The picture is part of our “selfie” a new word for Marvin that we made at the San Jose Glass Art Society Conference in June 2015. He arrived at the party at the Tech Museum with only a hand written name tag. No one dared point this out. His size and reputation preceded him – everywhere.
He was among the first students in the Harvey Littleton‘s emerging US Studio Glass Movement and with the exposure to glass, his focus changed. With his MFA in sculpture, he went on to teach at the University of California Berkeley and in 1967 founded the glass program at the California College of Arts and Crafts. And the rest, as they say, is history.
For his full resume you can visit his website
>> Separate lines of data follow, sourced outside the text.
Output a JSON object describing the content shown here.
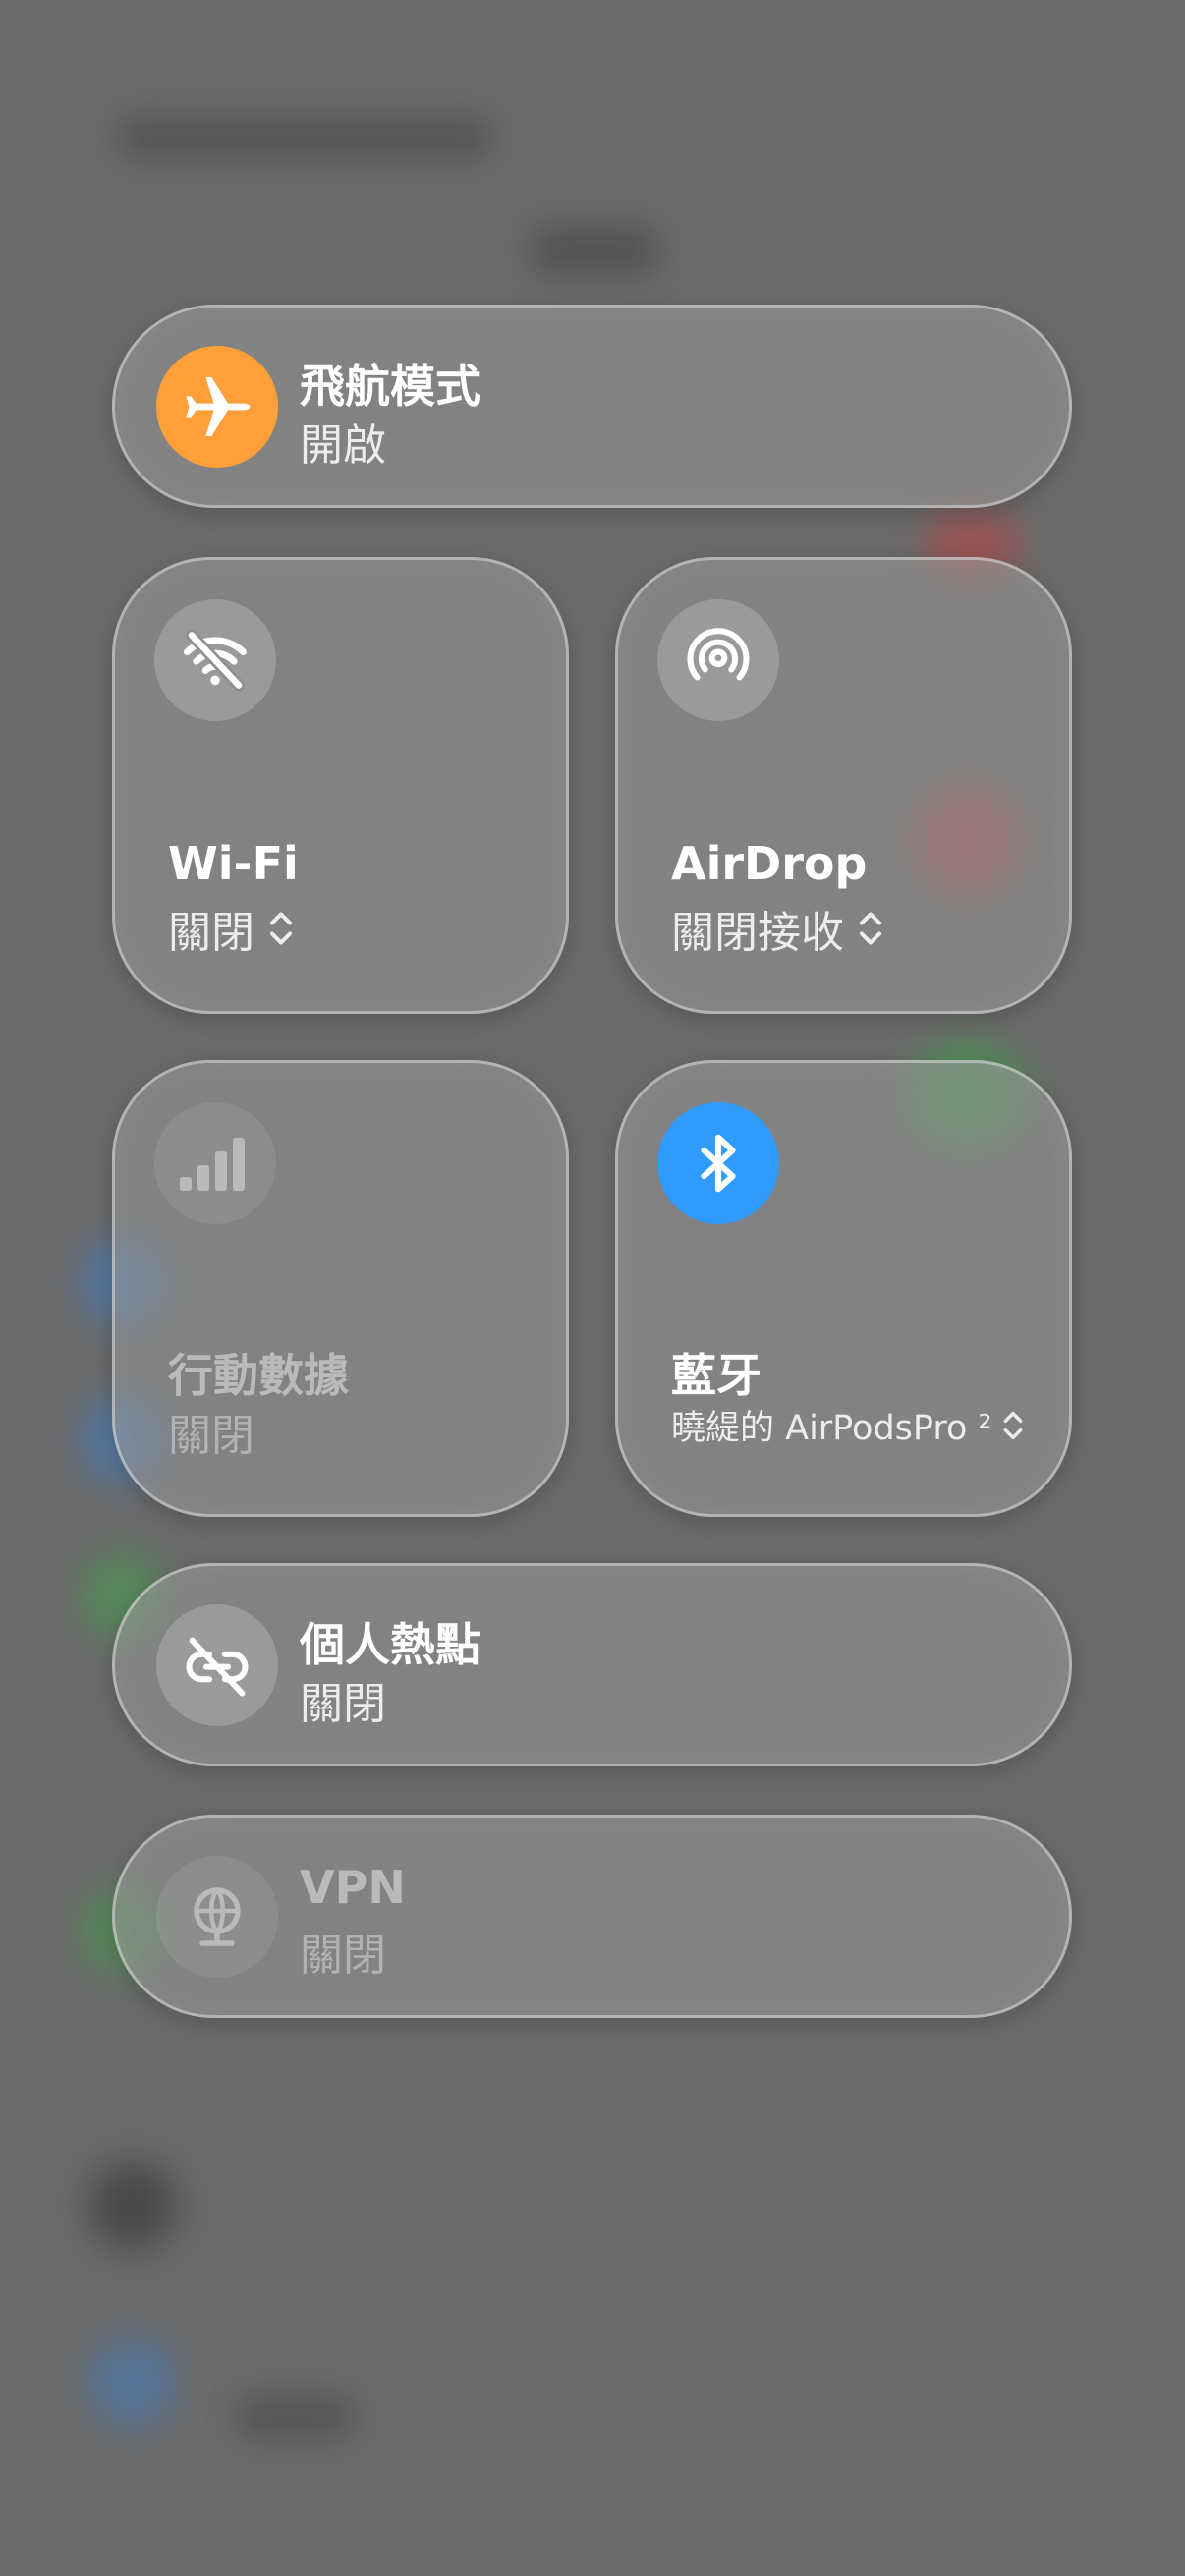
{
  "colors": {
    "airplane_accent": "#FF9F3A",
    "bluetooth_accent": "#2F9BFF",
    "background": "#6a6a6a"
  },
  "airplane": {
    "title": "飛航模式",
    "status": "開啟",
    "icon": "airplane-icon",
    "active": true
  },
  "wifi": {
    "title": "Wi-Fi",
    "status": "關閉",
    "icon": "wifi-off-icon"
  },
  "airdrop": {
    "title": "AirDrop",
    "status": "關閉接收",
    "icon": "airdrop-icon"
  },
  "cellular": {
    "title": "行動數據",
    "status": "關閉",
    "icon": "cellular-bars-icon",
    "disabled": true
  },
  "bluetooth": {
    "title": "藍牙",
    "status": "曉緹的 AirPodsPro ²",
    "icon": "bluetooth-icon",
    "active": true
  },
  "hotspot": {
    "title": "個人熱點",
    "status": "關閉",
    "icon": "hotspot-link-off-icon"
  },
  "vpn": {
    "title": "VPN",
    "status": "關閉",
    "icon": "vpn-globe-icon",
    "disabled": true
  }
}
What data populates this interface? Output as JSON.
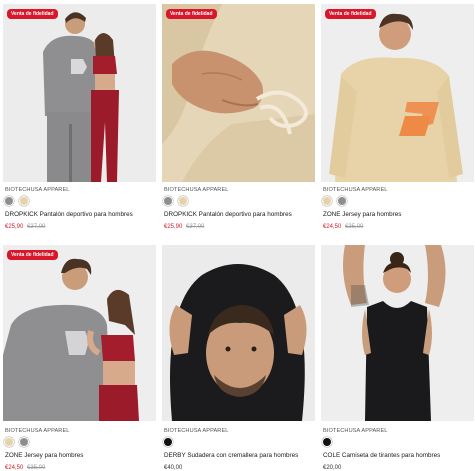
{
  "products": [
    {
      "badge": "Venta de fidelidad",
      "brand": "BIOTECHUSA APPAREL",
      "swatches": [
        "#8e8e8e",
        "#e4d4a8"
      ],
      "title": "DROPKICK Pantalón deportivo para hombres",
      "price": "€25,90",
      "old_price": "€37,00"
    },
    {
      "badge": "Venta de fidelidad",
      "brand": "BIOTECHUSA APPAREL",
      "swatches": [
        "#8e8e8e",
        "#e4d4a8"
      ],
      "title": "DROPKICK Pantalón deportivo para hombres",
      "price": "€25,90",
      "old_price": "€37,00"
    },
    {
      "badge": "Venta de fidelidad",
      "brand": "BIOTECHUSA APPAREL",
      "swatches": [
        "#e4d4a8",
        "#8e8e8e"
      ],
      "title": "ZONE Jersey para hombres",
      "price": "€24,50",
      "old_price": "€35,00"
    },
    {
      "badge": "Venta de fidelidad",
      "brand": "BIOTECHUSA APPAREL",
      "swatches": [
        "#e4d4a8",
        "#8e8e8e"
      ],
      "title": "ZONE Jersey para hombres",
      "price": "€24,50",
      "old_price": "€35,00"
    },
    {
      "badge": "",
      "brand": "BIOTECHUSA APPAREL",
      "swatches": [
        "#111111"
      ],
      "title": "DERBY Sudadera con cremallera para hombres",
      "price": "€40,00",
      "old_price": ""
    },
    {
      "badge": "",
      "brand": "BIOTECHUSA APPAREL",
      "swatches": [
        "#111111"
      ],
      "title": "COLE Camiseta de tirantes para hombres",
      "price": "€20,00",
      "old_price": ""
    }
  ],
  "colors": {
    "sale_red": "#d21b2e",
    "badge_red": "#d8172b",
    "text": "#1a1a1a",
    "muted": "#999999"
  }
}
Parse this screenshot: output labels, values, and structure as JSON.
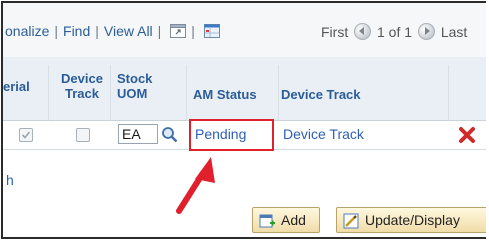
{
  "toolbar": {
    "links": [
      "onalize",
      "Find",
      "View All"
    ],
    "separator": "|"
  },
  "pagination": {
    "first": "First",
    "range": "1 of 1",
    "last": "Last"
  },
  "columns": {
    "serial": "erial",
    "device_track": "Device Track",
    "stock_uom": "Stock UOM",
    "am_status": "AM Status",
    "device_track_link": "Device Track"
  },
  "row": {
    "serial_checked": true,
    "device_track_checked": false,
    "stock_uom_value": "EA",
    "am_status": "Pending",
    "device_track_link": "Device Track"
  },
  "side_letter": "h",
  "buttons": {
    "add": "Add",
    "update_display": "Update/Display"
  },
  "colors": {
    "link": "#2d5fb6",
    "header_text": "#2b5d98",
    "highlight": "#e0202c",
    "delete_icon": "#d02b2b"
  }
}
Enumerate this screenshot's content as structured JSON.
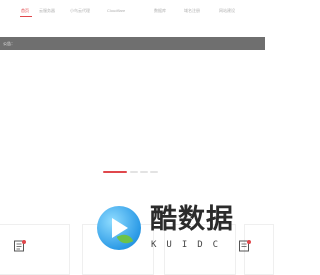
{
  "nav": {
    "items": [
      {
        "label": "首页",
        "active": true
      },
      {
        "label": "云服务器",
        "active": false
      },
      {
        "label": "小鸟云代理",
        "active": false
      },
      {
        "label": "Cloudflare",
        "active": false
      },
      {
        "label": "数据库",
        "active": false
      },
      {
        "label": "域名注册",
        "active": false
      },
      {
        "label": "网站建设",
        "active": false
      }
    ]
  },
  "notice": {
    "text": "公告："
  },
  "carousel": {
    "slide_count": 4,
    "active_index": 0
  },
  "watermark": {
    "title": "酷数据",
    "subtitle": "KUIDC"
  },
  "colors": {
    "accent": "#e0474c",
    "notice_bg": "#6f6f6f",
    "nav_text": "#b0b0b0",
    "watermark_blue": "#2b9ae6",
    "watermark_green": "#6cc24a"
  },
  "cards": [
    {
      "icon": "document-icon"
    },
    {
      "icon": "blank"
    },
    {
      "icon": "blank"
    },
    {
      "icon": "doc-badge-icon"
    }
  ]
}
He was one of the early members of the Glass Art Society (G.A.S.) and wore many hats organizing and promoting this world wide association which today has over 2,700 members from 50 countries. He received the Lifetime in 1986 and was on hand in 2015 to see his student Mary White receive this prestigious award. Though classic, Lipofsky, he was still critiquing her work, always pushing his students.
Along the way he has studied and taught in over 50 cities around the world. This video was filmed at the Oakland Museum in California with Lipofsky in his own words.
Lipofsky’s work has been collected by many public institutions worldwide. In the United States his work can be found in the collections of the Corning Museum of Glass in Corning, New York; High Museum of Art, Atlanta, Georgia; Los Angeles County Museum of Art, Oakland Museum, Oakland, California; Metropolitan Museum of Art, New York City; Philadelphia Museum of Art and Toledo Museum of Art, Toledo, Ohio. Overseas his work is in Glasmuseet Ebeltoft in Denmark; Glasmuseum Frauenau (Sammlung Wolfgang Kermer), Germany; Museum Bellrive in Zürich, Switzerland;Museum Boijmans van Beuningen in Rotterdam, Holland; National Museum of Modern Art, Kyoto, Japan and Hokkaido Museum of Modern Art in Sapporo, Japan
To say that his work lives on, is an understatement.